Among casualties of the COVID-19 pandemic are Greater Philadelphia’s LGBTQ shelters and youth programs. These organizations, such as The Attic Youth Center, the Gloria Casarez Residence via Project Home’s LGBTQ housing initiative and the Valley Youth House have issued statements announcing everything from suspended programs to closed doors.
Last Friday, The Attic Youth Center announced that it would comply with Governor Wolf’s decision to close all schools in Pennsylvania. “In an effort to keep our staff and the youth we serve safe amid the fast-evolving COVID-19 pandemic,” read the statement, “the Attic youth center has decided to close until March 27.” Likewise, Project Home announced that although the need for volunteers has risen greatly, they will no longer be accepting any new volunteers. Project Home maintained that their volunteer program “will remain operational,” but they ask that volunteers “stay at home” if they have recently traveled to China, South Korea, Japan, Italy or Iran, or have in any way been exposed to the novel coronavirus.
“We did not make this decision lightly,” said The Attic Youth Center in a statement, “but recognize that we all must do our part to protect our city — particularly our most vulnerable communities — by slowing the spread of Coronavirus. We continue to evaluate the situation and will inform you of any changes. Remember that the safety of our staff and the youth we serve is our highest priority. We recognize that this closure impacts the youth who rely on us for support and community and want you to know that there are supports in place if you are in crisis.”
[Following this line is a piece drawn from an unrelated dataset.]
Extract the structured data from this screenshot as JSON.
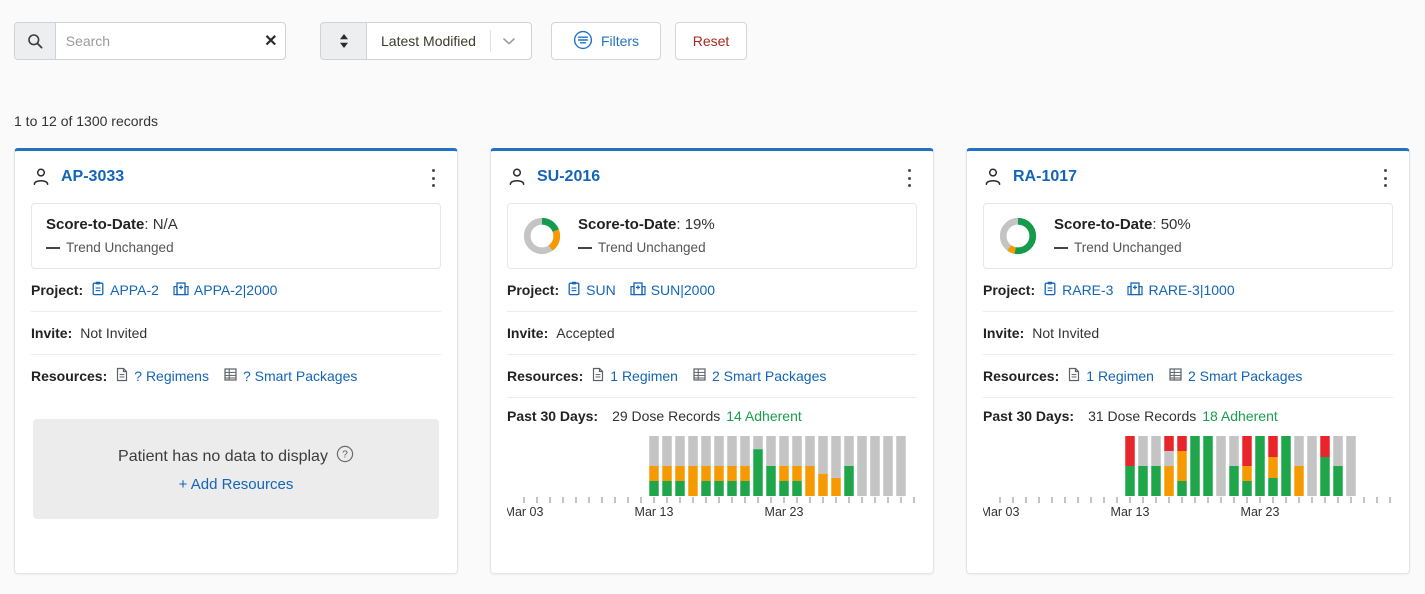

The Scientific American asserts that those experiencing homelessness are the most susceptible population for contracting COVID-19. According to the Williams Institute, 30-40 percent of homeless youth identify as LGBTQ. Coronaviruses are transmitted through bodily fluids expelled via coughing or sneezing, but can be curbed through thorough handwashing and the disinfection of surfaces. “These precautions,” says the Scientific American, “are not always practical for homeless individuals, who often lack access to soap and hot water and stay in crowded shelters. They also have a high rate of poorly treated chronic illnesses, putting them at greater risk of a severe COVID-19 infection. Once people without homes get sick, they may lack the proper care required to get better, including a comfortable place to rest, warm liquids and medications.”
Amazingly, many shelters with specific LGBTQ support programs are fighting to remain operational. Project Home’s Gloria Casarez Residence is still open and receiving applications for housing for LGBTQ youth and young adults. Additionally, “all essential Valley Youth House locations will remain open” including the Lehigh Valley, Bucks County, and Supervised Independent Living+ (SIL+) shelters.
There are some ways the Philadelphia community can help. On March 13, Project Home put out a call for in-kind donations. Priority items include “bottled water, hand sanitizer containing at least 60 percent alcohol (travel size or larger), new blankets, surgical masks, Clorox wipes and disinfectant spray, and body wipes”. Additional items include “soap, lotion, shampoo, deodorant, travel-size tissues, travel-size bandages, non-perishable food, new socks, new underwear, T-shirts, new washcloths, and snack bars”. Check projecthome.org for donation drop-off locations and times. Additionally, if you or an LGBTQ loved one is facing a crisis, The Attic Youth Center suggests reaching out to The Trevor Project at 1-866-488-7386, or text START to 678678. You can also reach out to the Trans Lifeline by calling their hotline at 1-877-565-8860.